There’s a conversation that’s happened a few times in my social group lately regarding MMO business models. One person dislikes everything but the subscription model, which has also been me in the past, and a couple of us are far more open to other business models now than we used to be.
Now, following the conversation with my coworker, the one that prefers the sub model, I get it. It’s the presumption that something considered free to play should have basic functions like trading or grouping without the need to spend additional money. My brother and I start playing something, we’re like “hey you should come join us, it’s free to play so you don’t have to buy it” then when he gets there his ability to do normal activities, usually of the economic variety, is severely limited. Guild Wars 2 is a recent example. I already owned the base game and my brother acquired it a week or so after we started. My coworker was busy and had other more important priorities financially and had a rather poor experience as a result. Specifically the inability to fully use the in-game market and to send us things he had that we needed.
I’m aware that this isn’t fully about monetization of a game. A lot of this is also designed to curb RMT. It works out well for monetization though, because it encourages people to spend money. I mean, all you’d need to do to unlock those features is buy an expansion right?
I had a similar experience with SWTOR. I played it with my oldest child, I think. I wanted to use some custom lightsaber crystals so I paid for their premium or whatever. He saw this, wanted it too, and couldn’t understand why he wasn’t allowed to do it. It occured to me then, the already reluctant premium member that I would have to bankroll multiple subs to continue and I simply wasn’t willing to do it then. I was already frustrated with how pushy SWTOR was so I just cancelled and moved on. Again, I was expecting something to be “free” to play and that’s just not how the world works.

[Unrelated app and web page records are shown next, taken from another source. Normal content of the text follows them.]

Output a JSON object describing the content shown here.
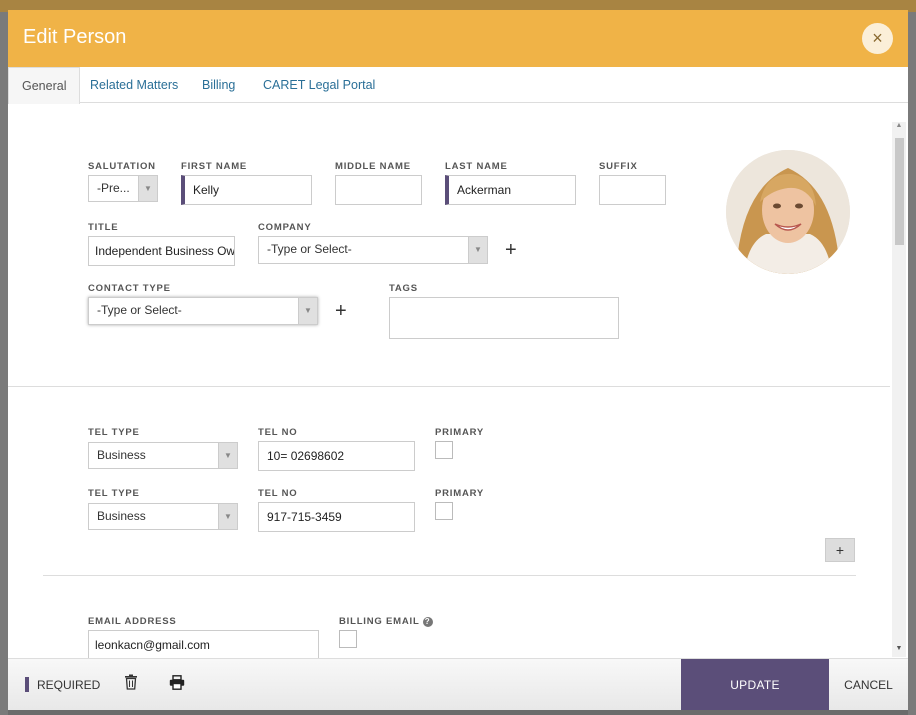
{
  "dialog": {
    "title": "Edit Person",
    "close_glyph": "×"
  },
  "tabs": [
    {
      "label": "General",
      "active": true
    },
    {
      "label": "Related Matters",
      "active": false
    },
    {
      "label": "Billing",
      "active": false
    },
    {
      "label": "CARET Legal Portal",
      "active": false
    }
  ],
  "person": {
    "salutation_label": "SALUTATION",
    "salutation_value": "-Pre...",
    "first_name_label": "FIRST NAME",
    "first_name_value": "Kelly",
    "middle_name_label": "MIDDLE NAME",
    "middle_name_value": "",
    "last_name_label": "LAST NAME",
    "last_name_value": "Ackerman",
    "suffix_label": "SUFFIX",
    "suffix_value": "",
    "title_label": "TITLE",
    "title_value": "Independent Business Owner",
    "company_label": "COMPANY",
    "company_value": "-Type or Select-",
    "contact_type_label": "CONTACT TYPE",
    "contact_type_value": "-Type or Select-",
    "tags_label": "TAGS",
    "tags_value": ""
  },
  "phones": [
    {
      "type_label": "TEL TYPE",
      "type_value": "Business",
      "no_label": "TEL NO",
      "no_value": "10= 02698602",
      "primary_label": "PRIMARY",
      "primary": false
    },
    {
      "type_label": "TEL TYPE",
      "type_value": "Business",
      "no_label": "TEL NO",
      "no_value": "917-715-3459",
      "primary_label": "PRIMARY",
      "primary": false
    }
  ],
  "email": {
    "label": "EMAIL ADDRESS",
    "value": "leonkacn@gmail.com",
    "billing_label": "BILLING EMAIL",
    "help_glyph": "?"
  },
  "footer": {
    "required_label": "REQUIRED",
    "update_label": "UPDATE",
    "cancel_label": "CANCEL"
  },
  "colors": {
    "header": "#f0b347",
    "accent": "#5b4e79",
    "link": "#2a6f97"
  },
  "icons": [
    "close-icon",
    "plus-icon",
    "trash-icon",
    "print-icon",
    "help-icon",
    "chevron-down-icon"
  ]
}
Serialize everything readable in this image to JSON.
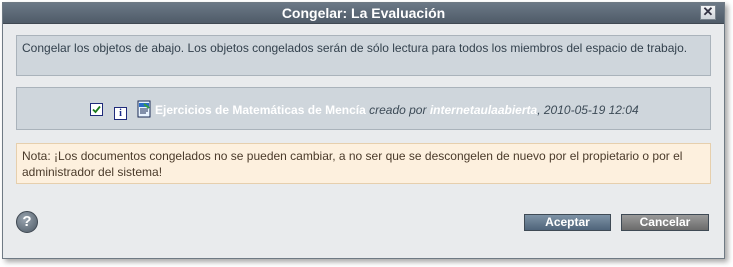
{
  "dialog": {
    "title": "Congelar: La Evaluación",
    "close_label": "✕",
    "description": "Congelar los objetos de abajo. Los objetos congelados serán de sólo lectura para todos los miembros del espacio de trabajo.",
    "item": {
      "info_label": "i",
      "title": "Ejercicios de Matemáticas de Mencía",
      "created_by_label": "creado por",
      "author": "internetaulaabierta",
      "date": ", 2010-05-19 12:04",
      "checked": true
    },
    "note": "Nota: ¡Los documentos congelados no se pueden cambiar, a no ser que se descongelen de nuevo por el propietario o por el administrador del sistema!",
    "help_label": "?",
    "buttons": {
      "accept": "Aceptar",
      "cancel": "Cancelar"
    }
  },
  "colors": {
    "titlebar": "#5b6876",
    "panel": "#cfd6dc",
    "note_bg": "#fdf0de",
    "accept": "#5f7489",
    "cancel": "#838383"
  },
  "icons": [
    "close-icon",
    "checkbox-icon",
    "info-icon",
    "document-icon",
    "help-icon"
  ]
}
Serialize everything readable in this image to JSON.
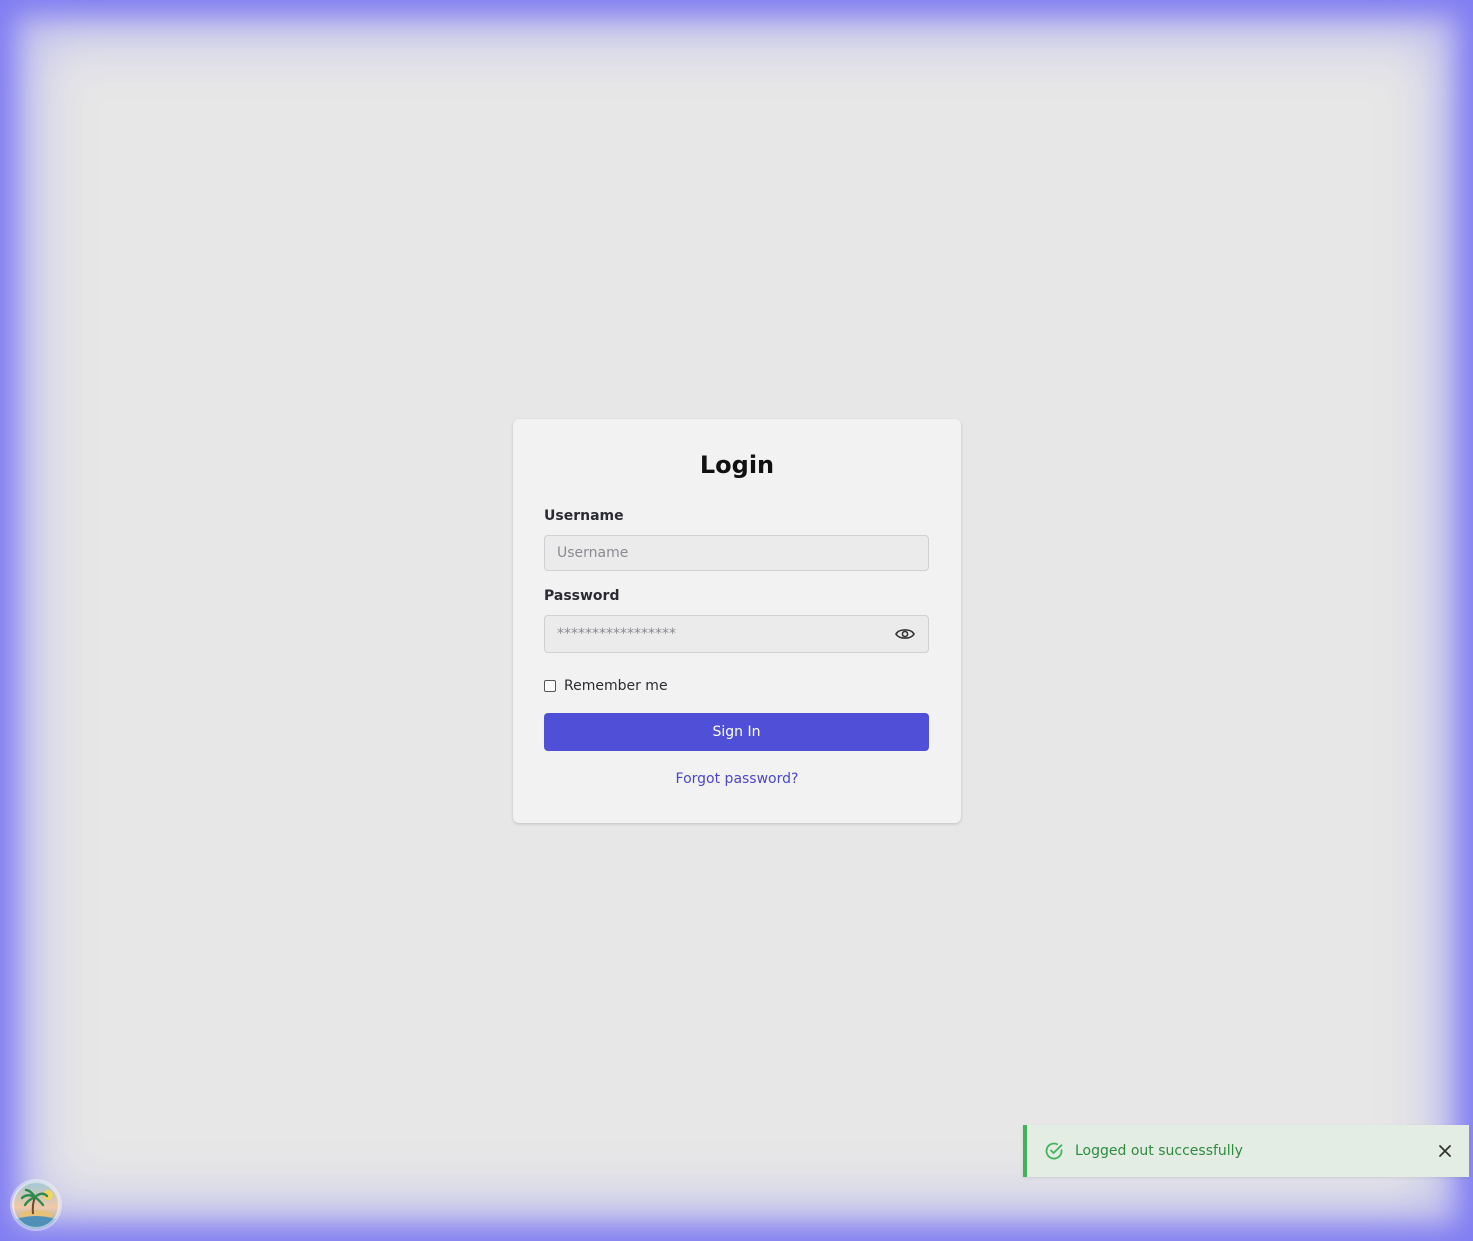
{
  "login": {
    "title": "Login",
    "username_label": "Username",
    "username_placeholder": "Username",
    "password_label": "Password",
    "password_placeholder": "*****************",
    "remember_label": "Remember me",
    "remember_checked": false,
    "signin_label": "Sign In",
    "forgot_label": "Forgot password?"
  },
  "toast": {
    "message": "Logged out successfully",
    "status": "success"
  },
  "icons": {
    "password_toggle": "eye-icon",
    "toast_status": "check-circle-icon",
    "toast_close": "close-icon",
    "avatar": "tropical-island-avatar"
  },
  "colors": {
    "accent": "#4f4fd8",
    "link": "#4a47c9",
    "success": "#3fb55a",
    "success_bg": "#e3ede4",
    "frame_glow": "#7f7cf2"
  }
}
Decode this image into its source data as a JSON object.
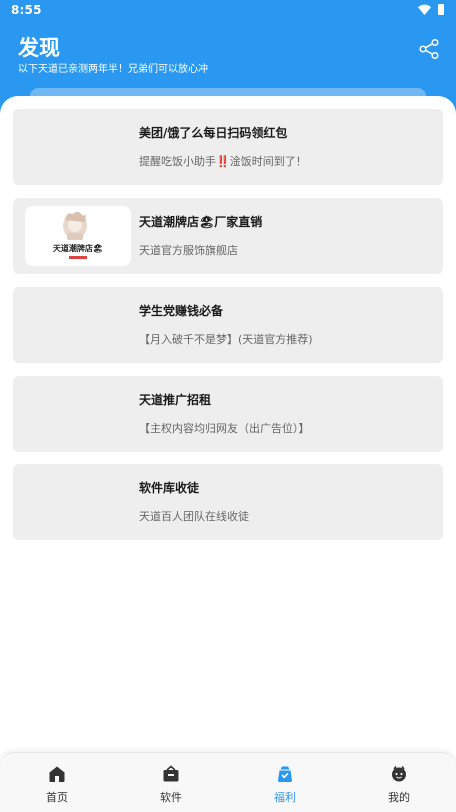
{
  "status_bar": {
    "time": "8:55"
  },
  "header": {
    "title": "发现",
    "subtitle": "以下天道已亲测两年半！兄弟们可以放心冲"
  },
  "cards": [
    {
      "title": "美团/饿了么每日扫码领红包",
      "desc": "提醒吃饭小助手‼️淦饭时间到了！",
      "thumb": ""
    },
    {
      "title": "天道潮牌店🏖厂家直销",
      "desc": "天道官方服饰旗舰店",
      "thumb": "天道潮牌店🏖"
    },
    {
      "title": "学生党赚钱必备",
      "desc": "【月入破千不是梦】(天道官方推荐)",
      "thumb": ""
    },
    {
      "title": "天道推广招租",
      "desc": "【主权内容均归网友（出广告位）】",
      "thumb": ""
    },
    {
      "title": "软件库收徒",
      "desc": "天道百人团队在线收徒",
      "thumb": ""
    }
  ],
  "nav": [
    {
      "label": "首页",
      "icon": "home-icon"
    },
    {
      "label": "软件",
      "icon": "software-box-icon"
    },
    {
      "label": "福利",
      "icon": "welfare-bag-icon",
      "active": true
    },
    {
      "label": "我的",
      "icon": "profile-icon"
    }
  ],
  "colors": {
    "accent": "#2a98f0",
    "card_bg": "#eeeeee"
  }
}
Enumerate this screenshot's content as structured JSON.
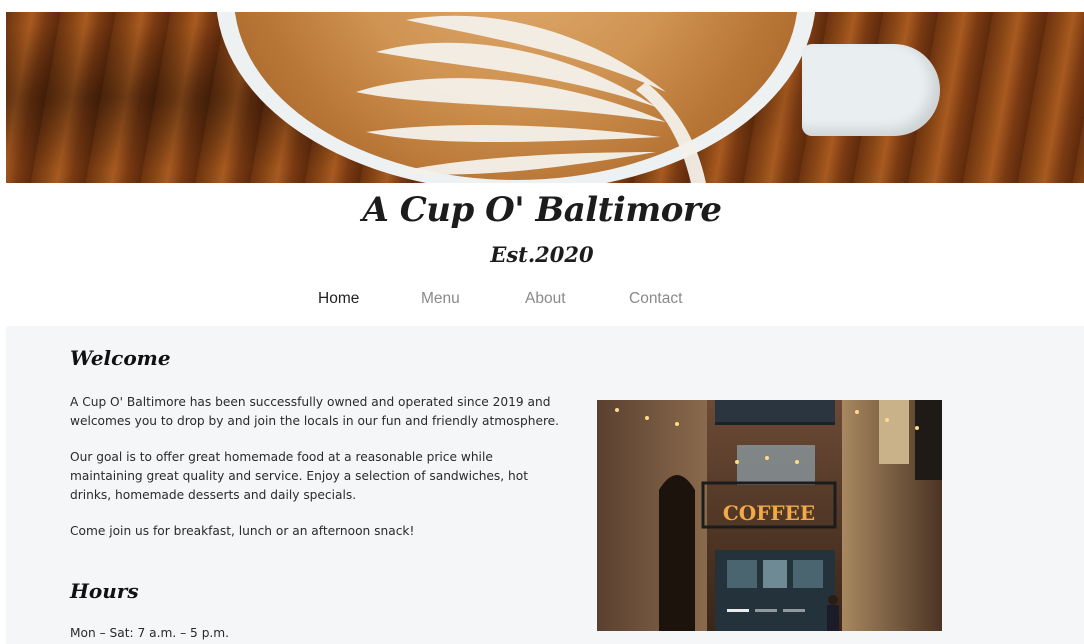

Some time after that I played FFXIV for a little over a year. All of us did. I’ll admit, the idea of just paying a sub and having all the things not being held over my head was very refreshing at the time. It eventually occurred to me, though, that it wasn’t any different from was SWTOR was asking. Why was I willing to pay 15+/month for XIV and not SWTOR? If I had just accepted that payment for SWTOR then I wouldn’t have had the negative experience that I had.
I began to admit then that maybe my perception was the difference. I came around to the idea that money has to come from somewhere and that if I’m not willing some then I’m not going to have the experience I’d like. I became, well, more likely to spend money on both premium statuses and cash shop items. By no means am I one of the unfortunately named “whales” but I accepted that playing games costs money.
This is the other point that kept coming up. Even with mandatory subscription games being far and few between, there are plenty of mandatory optional subs out there. Even in a sub only game the features that people negatively associate with free to play and buy to play are going to be present. WoW and XIV, both in the mandatory category, have cash shops in addition to the sub. Yeah, XIV isn’t that pushy with it, I didn’t realize it existed for quite some time and it’s mostly mounts, cosmetics, and story skips.
The cash shops, the lockboxes, that stuff isn’t going anywhere. Investors aren’t fond of investing in businesses that could be making more money and choose not to. Unfortunately the subscription model creates a barrier of entry that people are less willing to cross. Maybe calling the current “free to play” setup “free to try” would lower the barrier of entry and create more accurate expectations.
Or maybe I’m crazy, but I’ve rambled on enough for today I think. Y’all take care.